While the US’s Financial Stability Oversight Council (FSOC) has been working on a methodology to identify potential systemically significant non-bank financial institutions (which may include large insurance companies) for potentially enhanced regulation, a similar effort has been underway on the international front. The International Association of Insurance Supervisors (IAIS) has released a document containing its proposed methodology for identifying such companies, titled Global Systemically Important Insurers: Proposed Assessment Methodology, which is open for comment through July 31, 2012. Since the IAIS does not have direct regulatory authority, its work will result in recommendations for consideration by the national regulatory authorities.
The IAIS has recognized that “traditional insurance” generally neither generates nor amplifies systemic risk within the financial system, but that there is a potential for systemic risk in insurance companies when they “significantly deviate from the traditional insurance business model and particularly where they engage in non-traditional insurance or noninsurance activities or as a result of interconnectedness.”
The IAIS’s proposed methodology for identifying significant insurers is similar to, but not the same as, the methodology published by the FSOC, and consists of five “indicator” categories of potential systemic risk: size; global activity; interconnectedness; nontraditional and non-insurance activities; and substitutability. In the non-traditional and non-insurance activities category, the issuance of variable annuities with guaranteed benefits can introduce systemic risk.

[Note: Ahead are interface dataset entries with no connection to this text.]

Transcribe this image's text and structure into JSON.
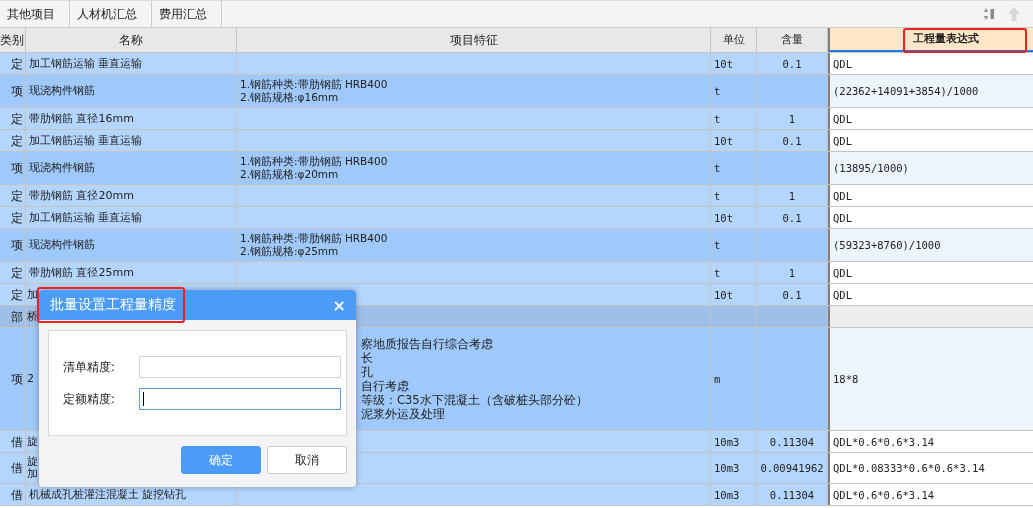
{
  "tabs": [
    {
      "label": "其他项目"
    },
    {
      "label": "人材机汇总"
    },
    {
      "label": "费用汇总"
    }
  ],
  "table": {
    "columns": [
      {
        "label": "类别",
        "selected": false
      },
      {
        "label": "名称",
        "selected": false
      },
      {
        "label": "项目特征",
        "selected": false
      },
      {
        "label": "单位",
        "selected": false
      },
      {
        "label": "含量",
        "selected": false
      },
      {
        "label": "工程量表达式",
        "selected": true
      }
    ],
    "rows": [
      {
        "kind": "quota",
        "type": "定",
        "name": "加工钢筋运输 垂直运输",
        "feature": [],
        "unit": "10t",
        "qty": "0.1",
        "expr": "QDL"
      },
      {
        "kind": "item",
        "type": "项",
        "name": "现浇构件钢筋",
        "feature": [
          "1.钢筋种类:带肋钢筋 HRB400",
          "2.钢筋规格:φ16mm"
        ],
        "unit": "t",
        "qty": "",
        "expr": "(22362+14091+3854)/1000"
      },
      {
        "kind": "quota",
        "type": "定",
        "name": "带肋钢筋 直径16mm",
        "feature": [],
        "unit": "t",
        "qty": "1",
        "expr": "QDL"
      },
      {
        "kind": "quota",
        "type": "定",
        "name": "加工钢筋运输 垂直运输",
        "feature": [],
        "unit": "10t",
        "qty": "0.1",
        "expr": "QDL"
      },
      {
        "kind": "item",
        "type": "项",
        "name": "现浇构件钢筋",
        "feature": [
          "1.钢筋种类:带肋钢筋 HRB400",
          "2.钢筋规格:φ20mm"
        ],
        "unit": "t",
        "qty": "",
        "expr": "(13895/1000)"
      },
      {
        "kind": "quota",
        "type": "定",
        "name": "带肋钢筋 直径20mm",
        "feature": [],
        "unit": "t",
        "qty": "1",
        "expr": "QDL"
      },
      {
        "kind": "quota",
        "type": "定",
        "name": "加工钢筋运输 垂直运输",
        "feature": [],
        "unit": "10t",
        "qty": "0.1",
        "expr": "QDL"
      },
      {
        "kind": "item",
        "type": "项",
        "name": "现浇构件钢筋",
        "feature": [
          "1.钢筋种类:带肋钢筋 HRB400",
          "2.钢筋规格:φ25mm"
        ],
        "unit": "t",
        "qty": "",
        "expr": "(59323+8760)/1000"
      },
      {
        "kind": "quota",
        "type": "定",
        "name": "带肋钢筋 直径25mm",
        "feature": [],
        "unit": "t",
        "qty": "1",
        "expr": "QDL"
      },
      {
        "kind": "quota",
        "type": "定",
        "name": "加",
        "feature": [],
        "unit": "10t",
        "qty": "0.1",
        "expr": "QDL",
        "covered": true
      },
      {
        "kind": "section",
        "type": "部",
        "name": "桥",
        "feature": [],
        "unit": "",
        "qty": "",
        "expr": "",
        "covered": true
      },
      {
        "kind": "item",
        "type": "项",
        "name": "2",
        "feature": [
          "察地质报告自行综合考虑",
          "长",
          "孔",
          "自行考虑",
          "等级：C35水下混凝土（含破桩头部分砼）",
          "泥浆外运及处理"
        ],
        "unit": "m",
        "qty": "",
        "expr": "18*8",
        "covered": true
      },
      {
        "kind": "quota",
        "type": "借",
        "name": "旋",
        "feature": [],
        "unit": "10m3",
        "qty": "0.11304",
        "expr": "QDL*0.6*0.6*3.14",
        "covered": true
      },
      {
        "kind": "quota",
        "type": "借",
        "name": "旋加",
        "feature": [],
        "unit": "10m3",
        "qty": "0.00941962",
        "expr": "QDL*0.08333*0.6*0.6*3.14",
        "covered": true
      },
      {
        "kind": "quota",
        "type": "借",
        "name": "机械成孔桩灌注混凝土 旋挖钻孔",
        "feature": [],
        "unit": "10m3",
        "qty": "0.11304",
        "expr": "QDL*0.6*0.6*3.14"
      }
    ]
  },
  "dialog": {
    "title": "批量设置工程量精度",
    "close": "×",
    "fields": [
      {
        "label": "清单精度:",
        "focused": false
      },
      {
        "label": "定额精度:",
        "focused": true
      }
    ],
    "buttons": [
      {
        "label": "确定",
        "kind": "primary"
      },
      {
        "label": "取消",
        "kind": "secondary"
      }
    ]
  }
}
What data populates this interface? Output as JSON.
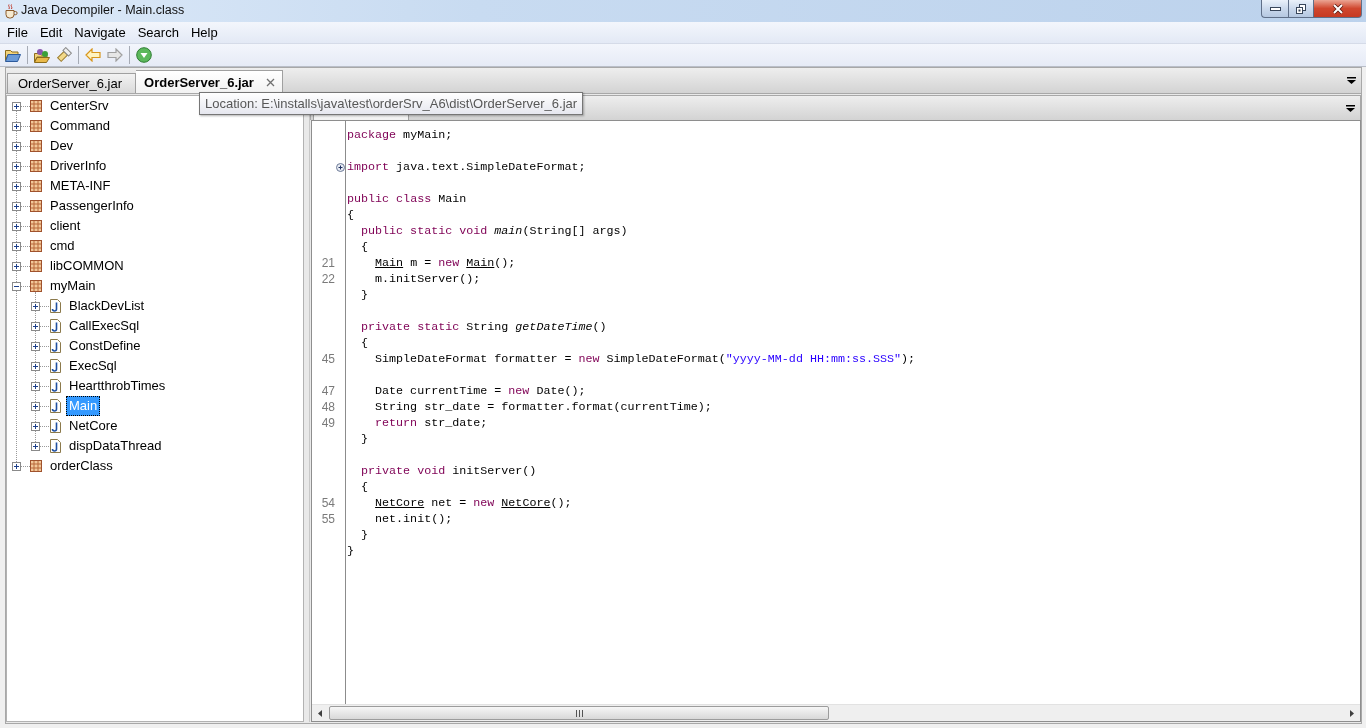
{
  "window": {
    "title": "Java Decompiler - Main.class"
  },
  "menu": [
    "File",
    "Edit",
    "Navigate",
    "Search",
    "Help"
  ],
  "toolbar": {
    "back_button": {
      "disabled": false
    },
    "forward_button": {
      "disabled": true
    }
  },
  "tabs": [
    {
      "label": "OrderServer_6.jar",
      "selected": false
    },
    {
      "label": "OrderServer_6.jar",
      "selected": true
    }
  ],
  "tooltip": {
    "text": "Location: E:\\installs\\java\\test\\orderSrv_A6\\dist\\OrderServer_6.jar"
  },
  "tree": [
    {
      "label": "CenterSrv",
      "kind": "package",
      "expanded": false,
      "selected": false
    },
    {
      "label": "Command",
      "kind": "package",
      "expanded": false,
      "selected": false
    },
    {
      "label": "Dev",
      "kind": "package",
      "expanded": false,
      "selected": false
    },
    {
      "label": "DriverInfo",
      "kind": "package",
      "expanded": false,
      "selected": false
    },
    {
      "label": "META-INF",
      "kind": "package",
      "expanded": false,
      "selected": false
    },
    {
      "label": "PassengerInfo",
      "kind": "package",
      "expanded": false,
      "selected": false
    },
    {
      "label": "client",
      "kind": "package",
      "expanded": false,
      "selected": false
    },
    {
      "label": "cmd",
      "kind": "package",
      "expanded": false,
      "selected": false
    },
    {
      "label": "libCOMMON",
      "kind": "package",
      "expanded": false,
      "selected": false
    },
    {
      "label": "myMain",
      "kind": "package",
      "expanded": true,
      "selected": false,
      "children": [
        {
          "label": "BlackDevList",
          "kind": "class",
          "expanded": false,
          "selected": false
        },
        {
          "label": "CallExecSql",
          "kind": "class",
          "expanded": false,
          "selected": false
        },
        {
          "label": "ConstDefine",
          "kind": "class",
          "expanded": false,
          "selected": false
        },
        {
          "label": "ExecSql",
          "kind": "class",
          "expanded": false,
          "selected": false
        },
        {
          "label": "HeartthrobTimes",
          "kind": "class",
          "expanded": false,
          "selected": false
        },
        {
          "label": "Main",
          "kind": "class",
          "expanded": false,
          "selected": true
        },
        {
          "label": "NetCore",
          "kind": "class",
          "expanded": false,
          "selected": false
        },
        {
          "label": "dispDataThread",
          "kind": "class",
          "expanded": false,
          "selected": false
        }
      ]
    },
    {
      "label": "orderClass",
      "kind": "package",
      "expanded": false,
      "selected": false
    }
  ],
  "editor": {
    "lines": [
      {
        "kind": "code",
        "collapsed": false,
        "tokens": [
          {
            "text": "package",
            "kind": "keyword"
          },
          {
            "text": " myMain;",
            "kind": "plain"
          }
        ]
      },
      {
        "kind": "blank"
      },
      {
        "kind": "code",
        "collapsed": true,
        "tokens": [
          {
            "text": "import",
            "kind": "keyword"
          },
          {
            "text": " java.text.SimpleDateFormat;",
            "kind": "plain"
          }
        ]
      },
      {
        "kind": "blank"
      },
      {
        "kind": "code",
        "collapsed": false,
        "tokens": [
          {
            "text": "public",
            "kind": "keyword"
          },
          {
            "text": " class",
            "kind": "keyword"
          },
          {
            "text": " Main",
            "kind": "plain"
          }
        ]
      },
      {
        "kind": "code",
        "collapsed": false,
        "tokens": [
          {
            "text": "{",
            "kind": "plain"
          }
        ]
      },
      {
        "kind": "code",
        "collapsed": false,
        "tokens": [
          {
            "text": "  public",
            "kind": "keyword"
          },
          {
            "text": " static",
            "kind": "keyword"
          },
          {
            "text": " void",
            "kind": "keyword"
          },
          {
            "text": " main",
            "kind": "italic"
          },
          {
            "text": "(String[] args)",
            "kind": "plain"
          }
        ]
      },
      {
        "kind": "code",
        "collapsed": false,
        "tokens": [
          {
            "text": "  {",
            "kind": "plain"
          }
        ]
      },
      {
        "kind": "code",
        "number": "21",
        "collapsed": false,
        "tokens": [
          {
            "text": "    Main",
            "kind": "link"
          },
          {
            "text": " m = ",
            "kind": "plain"
          },
          {
            "text": "new",
            "kind": "keyword"
          },
          {
            "text": " Main",
            "kind": "link"
          },
          {
            "text": "();",
            "kind": "plain"
          }
        ]
      },
      {
        "kind": "code",
        "number": "22",
        "collapsed": false,
        "tokens": [
          {
            "text": "    m.initServer();",
            "kind": "plain"
          }
        ]
      },
      {
        "kind": "code",
        "collapsed": false,
        "tokens": [
          {
            "text": "  }",
            "kind": "plain"
          }
        ]
      },
      {
        "kind": "blank"
      },
      {
        "kind": "code",
        "collapsed": false,
        "tokens": [
          {
            "text": "  private",
            "kind": "keyword"
          },
          {
            "text": " static",
            "kind": "keyword"
          },
          {
            "text": " String ",
            "kind": "plain"
          },
          {
            "text": "getDateTime",
            "kind": "italic"
          },
          {
            "text": "()",
            "kind": "plain"
          }
        ]
      },
      {
        "kind": "code",
        "collapsed": false,
        "tokens": [
          {
            "text": "  {",
            "kind": "plain"
          }
        ]
      },
      {
        "kind": "code",
        "number": "45",
        "collapsed": false,
        "tokens": [
          {
            "text": "    SimpleDateFormat formatter = ",
            "kind": "plain"
          },
          {
            "text": "new",
            "kind": "keyword"
          },
          {
            "text": " SimpleDateFormat(",
            "kind": "plain"
          },
          {
            "text": "\"yyyy-MM-dd HH:mm:ss.SSS\"",
            "kind": "string"
          },
          {
            "text": ");",
            "kind": "plain"
          }
        ]
      },
      {
        "kind": "blank"
      },
      {
        "kind": "code",
        "number": "47",
        "collapsed": false,
        "tokens": [
          {
            "text": "    Date currentTime = ",
            "kind": "plain"
          },
          {
            "text": "new",
            "kind": "keyword"
          },
          {
            "text": " Date();",
            "kind": "plain"
          }
        ]
      },
      {
        "kind": "code",
        "number": "48",
        "collapsed": false,
        "tokens": [
          {
            "text": "    String str_date = formatter.format(currentTime);",
            "kind": "plain"
          }
        ]
      },
      {
        "kind": "code",
        "number": "49",
        "collapsed": false,
        "tokens": [
          {
            "text": "    return",
            "kind": "keyword"
          },
          {
            "text": " str_date;",
            "kind": "plain"
          }
        ]
      },
      {
        "kind": "code",
        "collapsed": false,
        "tokens": [
          {
            "text": "  }",
            "kind": "plain"
          }
        ]
      },
      {
        "kind": "blank"
      },
      {
        "kind": "code",
        "collapsed": false,
        "tokens": [
          {
            "text": "  private",
            "kind": "keyword"
          },
          {
            "text": " void",
            "kind": "keyword"
          },
          {
            "text": " initServer()",
            "kind": "plain"
          }
        ]
      },
      {
        "kind": "code",
        "collapsed": false,
        "tokens": [
          {
            "text": "  {",
            "kind": "plain"
          }
        ]
      },
      {
        "kind": "code",
        "number": "54",
        "collapsed": false,
        "tokens": [
          {
            "text": "    NetCore",
            "kind": "link"
          },
          {
            "text": " net = ",
            "kind": "plain"
          },
          {
            "text": "new",
            "kind": "keyword"
          },
          {
            "text": " NetCore",
            "kind": "link"
          },
          {
            "text": "();",
            "kind": "plain"
          }
        ]
      },
      {
        "kind": "code",
        "number": "55",
        "collapsed": false,
        "tokens": [
          {
            "text": "    net.init();",
            "kind": "plain"
          }
        ]
      },
      {
        "kind": "code",
        "collapsed": false,
        "tokens": [
          {
            "text": "  }",
            "kind": "plain"
          }
        ]
      },
      {
        "kind": "code",
        "collapsed": false,
        "tokens": [
          {
            "text": "}",
            "kind": "plain"
          }
        ]
      }
    ]
  }
}
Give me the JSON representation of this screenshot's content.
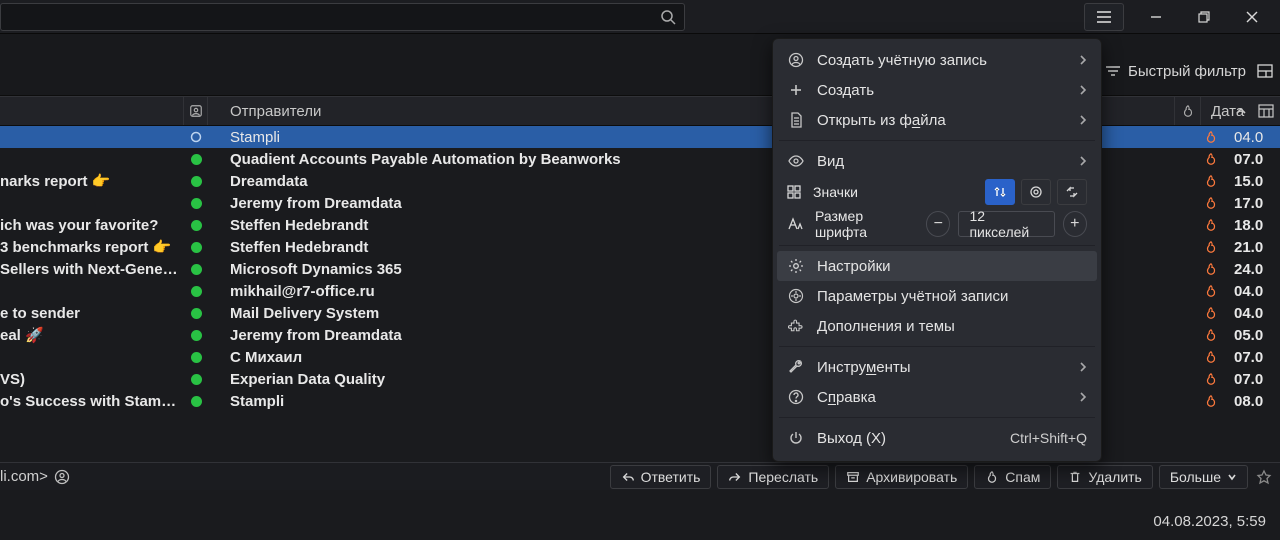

It is anticipated that insurers identified as being “significant” risks will be required to have a “Recovery and Resolution Plan” in place by mid-2014, with additional regulatory measures to follow starting in mid-2017 at the earliest.